Secondly, the voice acting was good. Big names like Angelina Jolie and Dustin Hoffman were attached to the voice of the characters. This is hardly new news in the movie industry. What I think worked for the movie was that the voice-actors had a lot of self respect by not spoofing the Asian accent in speaking English.

Thirdly, it was funny. The movie came from the same studio that delivered the Shrek franchise, so I would be sorely disappointed if there were no punch lines in the movie. Granted, it wasn’t hilarious funny but there were some funny moments that helped advancing the plot well. I thought the funniest scene in the movie was the acupuncture scene between panda, tigress and mantis.

I read that sequels are in the pipeline. Yey! =D

* This source, quoting a 2003 Unesco study, put Singapore in 6th place in movie attendance per capita, behind Iceland, US, N. Zealand, Georgia, Australia. Lebanon comes in at 10th place. Morocco in 49th and Algeria in 76th.

3 comments:

Lee Jek Suen (Bejaia) said...

So you're still in Beirut? Guess won't be seeing you in Bejaia anytime then. Anyway, I'm going back to Singapore in a week and will be back only mid August. Have fun in Beirut. Can't say which is better - Beirut or Bejaia. Do Singaporeans need a visa to go to Beirut for holiday?

Jek

Sencha said...

I'm going to Algeria at the end of July.

Beirut is definitely more fun than Bejaia.

You need a visa to visit Beirut but it can be bought on demand at the airport. The visa costs 50,000 Lebanese pounds (equivalent to 50 Singapore dollars). You can bring US dollars and have it changed to Lebanese pounds at the bank counter near the visa desk.

Contact me if you need information on how to come to Beirut.

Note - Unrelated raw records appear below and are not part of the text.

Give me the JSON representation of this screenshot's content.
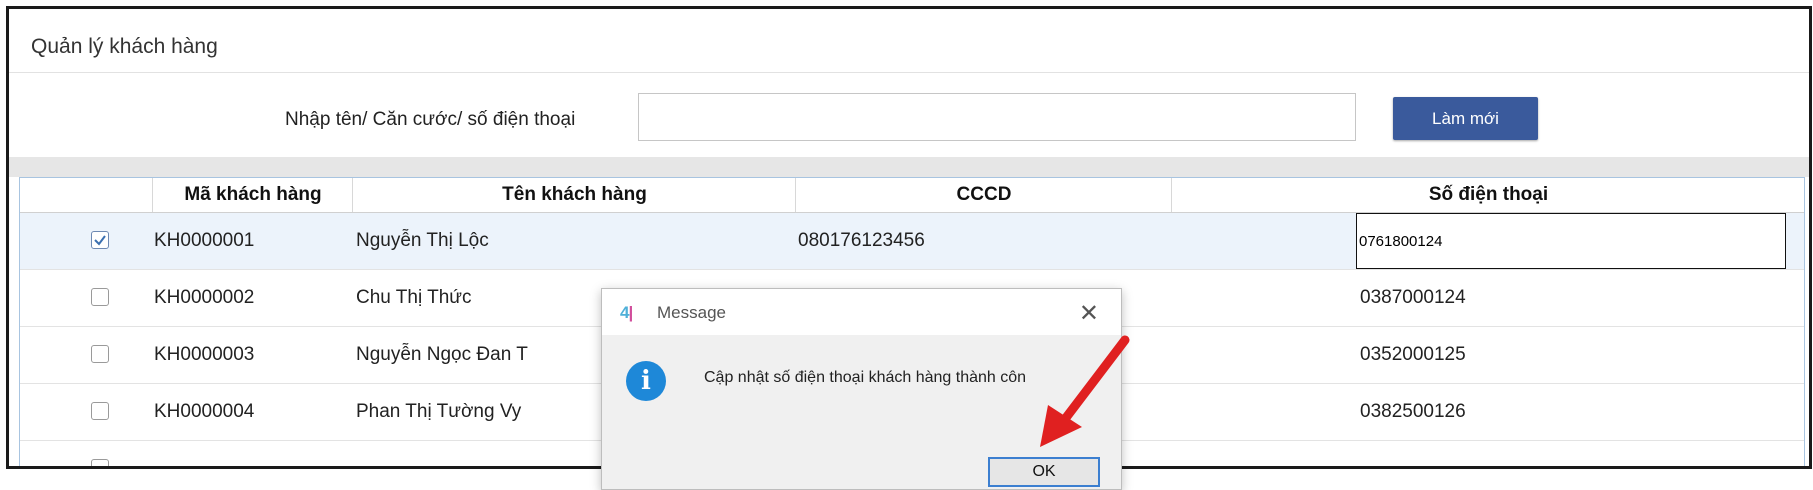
{
  "window": {
    "title": "Quản lý khách hàng"
  },
  "search": {
    "label": "Nhập tên/ Căn cước/ số điện thoại",
    "value": "",
    "placeholder": ""
  },
  "toolbar": {
    "refresh_label": "Làm mới"
  },
  "table": {
    "columns": [
      "",
      "Mã khách hàng",
      "Tên khách hàng",
      "CCCD",
      "Số điện thoại"
    ],
    "rows": [
      {
        "checked": true,
        "id": "KH0000001",
        "name": "Nguyễn Thị Lộc",
        "cccd": "080176123456",
        "phone": "0761800124"
      },
      {
        "checked": false,
        "id": "KH0000002",
        "name": "Chu Thị Thức",
        "cccd": "",
        "phone": "0387000124"
      },
      {
        "checked": false,
        "id": "KH0000003",
        "name": "Nguyễn Ngọc Đan T",
        "cccd": "",
        "phone": "0352000125"
      },
      {
        "checked": false,
        "id": "KH0000004",
        "name": "Phan Thị Tường Vy",
        "cccd": "",
        "phone": "0382500126"
      }
    ]
  },
  "dialog": {
    "title": "Message",
    "message": "Cập nhật số điện thoại khách hàng thành côn",
    "ok_label": "OK",
    "icon": "info-icon",
    "close_icon": "close-icon"
  },
  "colors": {
    "accent": "#3a5a9c",
    "info": "#1e88d8",
    "arrow": "#e02020"
  }
}
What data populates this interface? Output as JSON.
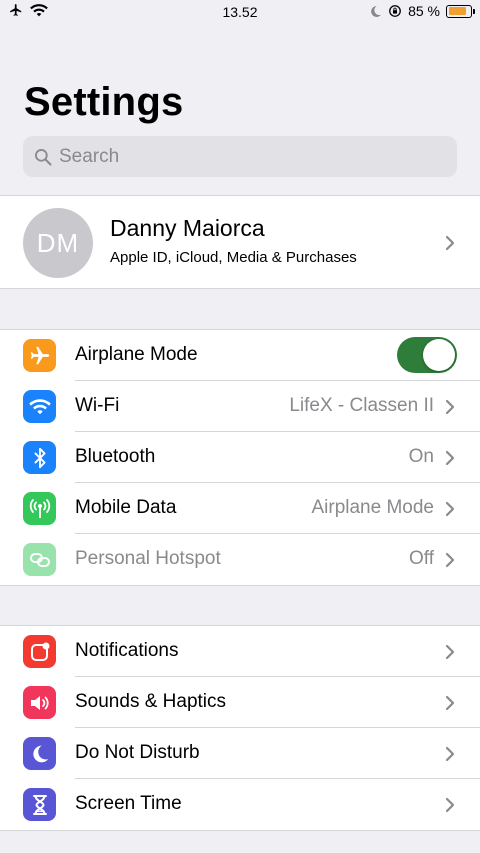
{
  "status_bar": {
    "time": "13.52",
    "battery": "85 %",
    "battery_level": 0.85,
    "icons": [
      "airplane-icon",
      "wifi-icon",
      "moon-icon",
      "orientation-lock-icon",
      "battery-icon"
    ]
  },
  "header": {
    "title": "Settings"
  },
  "search": {
    "placeholder": "Search"
  },
  "profile": {
    "initials": "DM",
    "name": "Danny Maiorca",
    "subtitle": "Apple ID, iCloud, Media & Purchases"
  },
  "connectivity": [
    {
      "label": "Airplane Mode",
      "icon": "airplane-icon",
      "color": "#f99a1c",
      "toggle_on": true
    },
    {
      "label": "Wi-Fi",
      "icon": "wifi-icon",
      "color": "#1a82fb",
      "value": "LifeX - Classen II"
    },
    {
      "label": "Bluetooth",
      "icon": "bluetooth-icon",
      "color": "#1a82fb",
      "value": "On"
    },
    {
      "label": "Mobile Data",
      "icon": "antenna-icon",
      "color": "#34c759",
      "value": "Airplane Mode"
    },
    {
      "label": "Personal Hotspot",
      "icon": "hotspot-icon",
      "color": "#34c759",
      "value": "Off",
      "disabled": true
    }
  ],
  "general": [
    {
      "label": "Notifications",
      "icon": "notifications-icon",
      "color": "#f23a30"
    },
    {
      "label": "Sounds & Haptics",
      "icon": "speaker-icon",
      "color": "#f2355a"
    },
    {
      "label": "Do Not Disturb",
      "icon": "moon-icon",
      "color": "#5956d6"
    },
    {
      "label": "Screen Time",
      "icon": "hourglass-icon",
      "color": "#5956d6"
    }
  ],
  "colors": {
    "background": "#efeff4",
    "toggle_on": "#2e7d3a",
    "secondary_text": "#8a8a8e"
  }
}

Be especially aware of the shameless taxi touts.

Have fun in Singapore!

movie buff said...

still gotta see Kung Fu Panda... Jack Black is classic for sure; he'll be forever famous for his work in School of Rock